Posted on Apr 12, 2010 | Comments 0
There are a lot of pet lovers today who wish to be buried with or near their most treasured animals.
This practice has been going on for centuries now and evidence in ruins suggest that even Egyptian pharaohs and Anglo-Saxon warriors have been buried with their beloved animals.
In Lincolnshire, the city approved the latest joined animal and human cemeteries where people can be buried near their favorite pet rather than having them cremated.
Some joined cemeteries even allow pets to be buried in the same plots as their owners. A lot of people think that they are going a little bit too far but the thing is people associate their pets with being part of the family so when people die they want to be with their family.
This particular trend has created a number of non-denomination burial sites for humans that are planning to use coffins that are biodegradable and plan to not care about plot lines or even headstones. This particular type of cemetery makes it easier for people to get buried with their pets because there is no set layout for the whole cemetery.
There are a lot of people that are taking advantage of “natural” burial spots and these are slowly becoming increasingly popular.
In Penwith, west Cornwall, Penny Lally, a manager for a pet crematorium, says that in her cemetery there are about thirty owners that were buried alongside their favorite animals and the place has gained around one hundred and twenty bookings for future use.
Carole Mundy, who is a customer of Penny Lally, has already reserved a plot for her and her husband, and the plot that they reserved is right next to their golden retriever who died in February 2008.
In Britain there are an estimated one and half million dogs that die each year, and only a few have been given the option of joined burial with their masters.
Around three hundred thousand of those cats and dogs are buried in their master’s garden and around a thousand in cemeteries and also a hundred thousand are being cremated.
Cremation is popular because of the fact that is cheaper than having to buy a plot. It usually costs between seventy to two hundred pounds while buying a plot for a dog or cat can reach to around two thousand pounds.
Pet cemeteries have to follow strict environmental standards that are being monitored by the department for the environment and rural affairs.
The grieving process for a pet that has recently died has proven to be very hard for a lot of people because they treat their pets as if it were a human being.

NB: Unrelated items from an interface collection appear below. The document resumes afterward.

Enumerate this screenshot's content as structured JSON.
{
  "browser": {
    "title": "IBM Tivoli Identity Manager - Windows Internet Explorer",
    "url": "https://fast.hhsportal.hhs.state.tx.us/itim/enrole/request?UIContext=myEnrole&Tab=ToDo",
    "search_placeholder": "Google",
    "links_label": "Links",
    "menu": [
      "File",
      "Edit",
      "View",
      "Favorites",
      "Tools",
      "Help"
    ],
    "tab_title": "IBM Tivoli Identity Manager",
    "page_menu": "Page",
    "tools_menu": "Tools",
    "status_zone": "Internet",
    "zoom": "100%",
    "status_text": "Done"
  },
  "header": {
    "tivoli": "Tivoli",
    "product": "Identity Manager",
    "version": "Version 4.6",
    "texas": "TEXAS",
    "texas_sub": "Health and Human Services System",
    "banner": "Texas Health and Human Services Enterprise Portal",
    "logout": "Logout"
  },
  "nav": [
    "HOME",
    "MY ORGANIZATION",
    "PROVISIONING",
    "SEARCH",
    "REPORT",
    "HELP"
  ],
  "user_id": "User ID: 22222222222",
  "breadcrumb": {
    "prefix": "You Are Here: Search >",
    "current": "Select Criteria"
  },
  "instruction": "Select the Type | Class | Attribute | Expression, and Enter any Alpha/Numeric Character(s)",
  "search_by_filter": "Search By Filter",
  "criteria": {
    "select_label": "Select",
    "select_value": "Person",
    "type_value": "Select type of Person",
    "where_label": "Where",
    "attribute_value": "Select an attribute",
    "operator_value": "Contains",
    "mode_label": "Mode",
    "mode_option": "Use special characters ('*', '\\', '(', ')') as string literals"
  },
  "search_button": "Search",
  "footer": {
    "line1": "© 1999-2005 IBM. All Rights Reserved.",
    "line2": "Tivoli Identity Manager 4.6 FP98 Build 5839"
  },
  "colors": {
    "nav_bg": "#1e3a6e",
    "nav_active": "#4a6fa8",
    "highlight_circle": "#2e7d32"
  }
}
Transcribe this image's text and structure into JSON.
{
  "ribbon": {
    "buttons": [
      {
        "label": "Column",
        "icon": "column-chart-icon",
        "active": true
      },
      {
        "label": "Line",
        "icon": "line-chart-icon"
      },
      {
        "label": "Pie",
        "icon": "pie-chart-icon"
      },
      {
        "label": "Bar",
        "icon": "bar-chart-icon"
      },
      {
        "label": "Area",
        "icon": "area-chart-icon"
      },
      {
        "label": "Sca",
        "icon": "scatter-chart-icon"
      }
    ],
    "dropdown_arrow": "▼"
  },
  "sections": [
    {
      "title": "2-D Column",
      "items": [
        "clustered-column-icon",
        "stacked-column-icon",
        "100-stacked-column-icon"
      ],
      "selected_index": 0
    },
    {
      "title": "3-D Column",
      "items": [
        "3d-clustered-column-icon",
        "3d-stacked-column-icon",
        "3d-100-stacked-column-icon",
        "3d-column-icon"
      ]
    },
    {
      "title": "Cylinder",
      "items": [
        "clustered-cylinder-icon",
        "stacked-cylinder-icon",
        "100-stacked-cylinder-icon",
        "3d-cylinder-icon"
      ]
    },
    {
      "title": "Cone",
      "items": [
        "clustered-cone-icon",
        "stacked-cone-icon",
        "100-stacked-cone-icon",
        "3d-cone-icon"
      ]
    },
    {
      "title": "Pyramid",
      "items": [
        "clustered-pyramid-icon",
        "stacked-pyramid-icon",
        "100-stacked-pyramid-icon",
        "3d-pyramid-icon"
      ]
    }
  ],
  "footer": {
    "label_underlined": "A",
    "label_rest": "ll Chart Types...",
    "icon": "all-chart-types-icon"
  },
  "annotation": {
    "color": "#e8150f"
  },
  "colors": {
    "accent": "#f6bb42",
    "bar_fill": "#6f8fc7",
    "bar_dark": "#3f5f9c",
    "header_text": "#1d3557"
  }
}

It is okay to have a pet cemetery so that pets can have a pretty decent burial site but being buried in a cemetery where humans are also being buried is just completely may seem a bit too much.
In the end, people are tempted to make the best of what their money can buy so cemeteries are free to indulge their clients with everything they might need, provided it generates a profit.
Posted in: PETS